Antibiotic Anomaly: Disparity Between Lawmakers and Health Experts on Antibiotics

By Chris Healey

State lawmakers are working to protect doctors who prescribe antibiotics in excess of recommended guidelines. Those efforts come after the CDC declared antibiotic resistance from antibiotic overuse one of the greatest threats to public health.

The controversy stems from state lawmakers in northeastern states affected by Lyme disease, an amorphous bacterial illness transmitted through tick bites. The Infectious Disease Society of America endorses a four-week antibiotic regimen which they say cures most cases. However, some individuals claim their symptoms persist after the conclusion of antibiotic therapy, a condition called Post Lyme Disease Syndrome.

Individuals reporting Post Lyme Disease Syndrome often harangue doctors for further antibiotic treatment, believing previous treatment was ineffective or inadequate. However, studies on Post Lyme Disease Syndrome indicate persistent infection is unlikely. Instead, lingering perceptions of malaise are likely the result of lasting physiological damage from infection known as sequela. Doctors often resume antibiotic treatment at patient request despite research findings not supportive of continued treatment.

Antibiotics are not harmless therapeutics. They produce negative effects in patients and bacteria alike. Extended antibiotic treatments sometimes lead to severe physiological damage including mitochondrial impairment, aplastic anemia, and Stevens-Johnson syndrome. Unless absolutely necessary, antibiotics should be avoided.

Harm from lengthy antibiotic regimens extend beyond the patient. Prolonged antibiotic exposure allows more opportunity for bacterial selection of respective antibiotic resistance. Bacteria can pass resistance to posterity, complicating treatment in new patients.

A 2013 report released by the CDC served as a call to arms for the medical community concerning the growing threat of antibiotic resistance. The report lists four core actions to stymie resistance. One of the four is improved stewardship – commitment to antibiotic use within established guidelines. The CDC report, and other efforts to increase antibiotic resistance awareness, has placed pressure on health officials to conform to new standards of judicious antibiotic use.

Instead of allowing antibiotic conformity pressure to curb prescriptions, lawmakers have interpreted it as an occupational nuisance in need of remedy. An article in the Wall Street Journal discusses bills in the Vermont and New York state legislature to protect doctors from punishment for over prescribing antibiotics.

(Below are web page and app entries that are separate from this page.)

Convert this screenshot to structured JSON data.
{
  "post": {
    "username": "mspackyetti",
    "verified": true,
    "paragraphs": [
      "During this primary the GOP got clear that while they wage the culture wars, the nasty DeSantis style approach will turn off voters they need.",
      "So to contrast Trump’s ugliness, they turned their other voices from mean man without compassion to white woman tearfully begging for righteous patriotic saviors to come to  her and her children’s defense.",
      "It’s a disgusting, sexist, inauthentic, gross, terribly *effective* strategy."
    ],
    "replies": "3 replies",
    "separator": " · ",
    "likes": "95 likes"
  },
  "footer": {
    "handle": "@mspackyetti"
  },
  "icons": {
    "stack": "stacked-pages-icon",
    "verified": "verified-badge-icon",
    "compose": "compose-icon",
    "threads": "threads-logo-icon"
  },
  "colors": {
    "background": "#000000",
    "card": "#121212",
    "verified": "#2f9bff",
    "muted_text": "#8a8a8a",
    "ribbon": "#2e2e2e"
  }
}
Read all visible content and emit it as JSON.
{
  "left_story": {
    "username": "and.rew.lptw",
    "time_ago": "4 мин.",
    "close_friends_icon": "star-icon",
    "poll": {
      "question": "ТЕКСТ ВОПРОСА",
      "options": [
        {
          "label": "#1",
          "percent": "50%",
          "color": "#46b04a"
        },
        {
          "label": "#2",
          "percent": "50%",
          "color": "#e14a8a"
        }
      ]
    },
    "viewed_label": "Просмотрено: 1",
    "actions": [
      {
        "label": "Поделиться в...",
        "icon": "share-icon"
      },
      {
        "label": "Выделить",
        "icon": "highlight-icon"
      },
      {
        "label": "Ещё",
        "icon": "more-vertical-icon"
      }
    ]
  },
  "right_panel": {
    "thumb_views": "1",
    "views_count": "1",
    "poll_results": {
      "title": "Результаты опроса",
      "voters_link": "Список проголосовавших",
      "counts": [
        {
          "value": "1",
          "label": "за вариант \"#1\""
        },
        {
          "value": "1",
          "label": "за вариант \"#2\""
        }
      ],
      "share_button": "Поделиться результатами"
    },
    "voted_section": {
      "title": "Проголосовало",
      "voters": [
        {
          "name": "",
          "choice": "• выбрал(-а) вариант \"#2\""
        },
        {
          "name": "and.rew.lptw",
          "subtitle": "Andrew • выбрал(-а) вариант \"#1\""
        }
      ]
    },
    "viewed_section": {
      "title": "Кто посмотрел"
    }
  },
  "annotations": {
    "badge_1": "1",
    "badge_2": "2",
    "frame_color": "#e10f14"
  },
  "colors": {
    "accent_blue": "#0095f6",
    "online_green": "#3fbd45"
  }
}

There is a clear disconnect between government health officials and state lawmakers. Misguided attempts to protect doctors from antibiotic reform pressures reflect a lack of antibiotic understanding. Health officials must improve efforts to communicate the importance and severity of antibiotic resistance.